This negativity is so marked that it can only be explained by accepting that the UK and the EU, which are both in need of substantial political reform, cannot stomach the idea of a relatively ancient country re-establishing a modern democracy, and showing that these two emperors are, democratically speaking, wearing no clothes.

Iain WD Forde

Main Street

Scotlandwell, Kinross-shire

Many comments about using the pound make a basic error, mixing up whether a currency is commonly accepted or whether it is legal tender.

Of course, you can go into any shop and offer different ways of paying rather than the pound, say dollars or euros, and the shop might agree to accept.

However, legal tender is a different matter entirely. You are obliged to use legal tender in payment, say for taxes, or accept it, say in a restaurant.

Bank of England notes are legal tender in England and Wales, but not in Scotland or Northern Ireland. They are simply commonly accepted by all parties.

Similarly, banknotes issued by Scottish and Northern Irish banks are not legal tender anywhere in England and Wales, but are similarly usually accepted as payment.

However, the banknotes issued by RBS, Bank of Scotland and Clydesdale Bank are fully backed up by the Bank of England, because it is the central bank of the UK, the lender of last resort as we saw in 2008.

That would not be the case after independence, so from then on their notes would not be considered the same value as Bank of England notes.
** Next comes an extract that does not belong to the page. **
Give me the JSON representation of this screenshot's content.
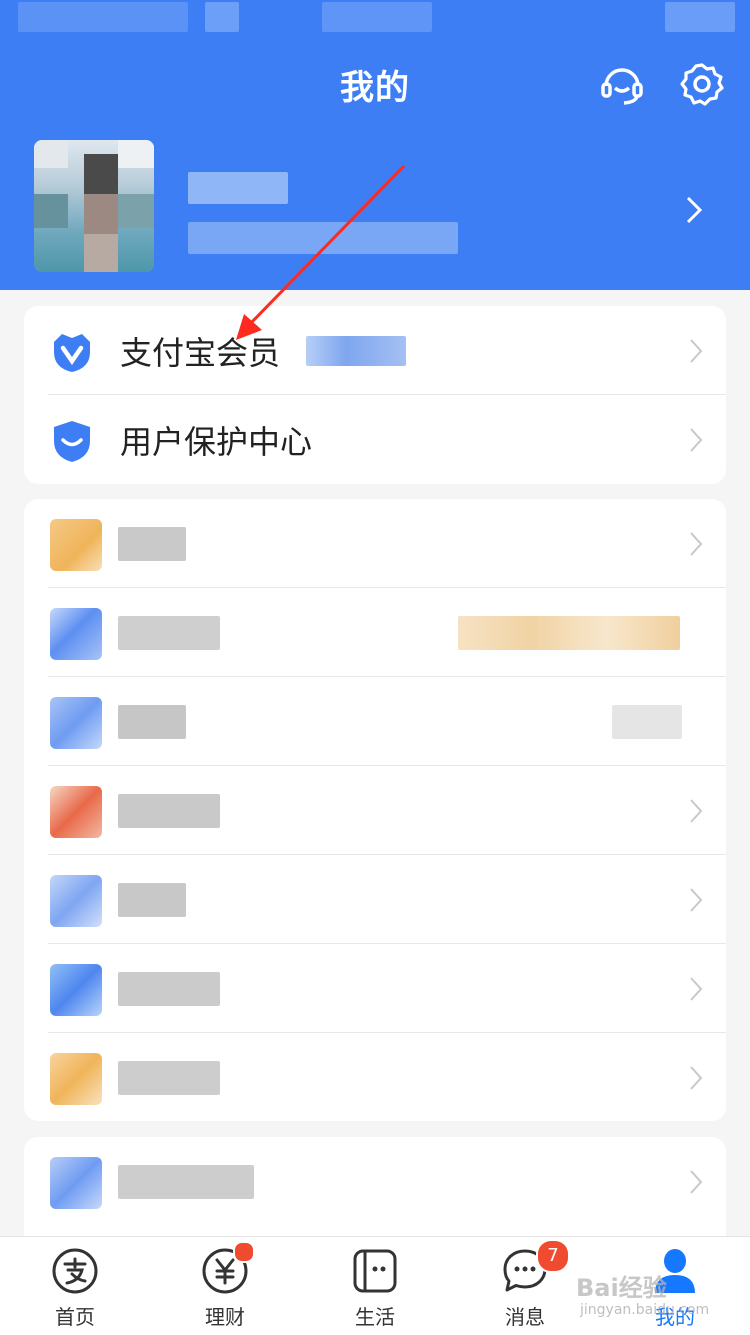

Phil Wheeler



For months, the Yes campaign has argued that the rest of the UK would take a rational and pragmatic approach after independence and agree a currency union, because it is in their best interests. Last week, the Westminster parties all firmly rejected that idea.

This week, Alex Salmond called their stance “insulting” and “demeaning” to Scots, and said the “bullying” will cause Scottish voters to react by voting Yes.

In other words, according to Salmond, the English, Welsh and Northern Irish can and will make rational and pragmatic decisions about Scottish independence.

Scottish voters, on the other hand, faced with their most important decision in three centuries, can be relied upon to vote emotionally, founding their choice in a mixture of historical grievance and spite for southern Tory toffs.

Someone please remind us: which campaign is insulting and demeaning to Scots?

Trevor Fenton

William Street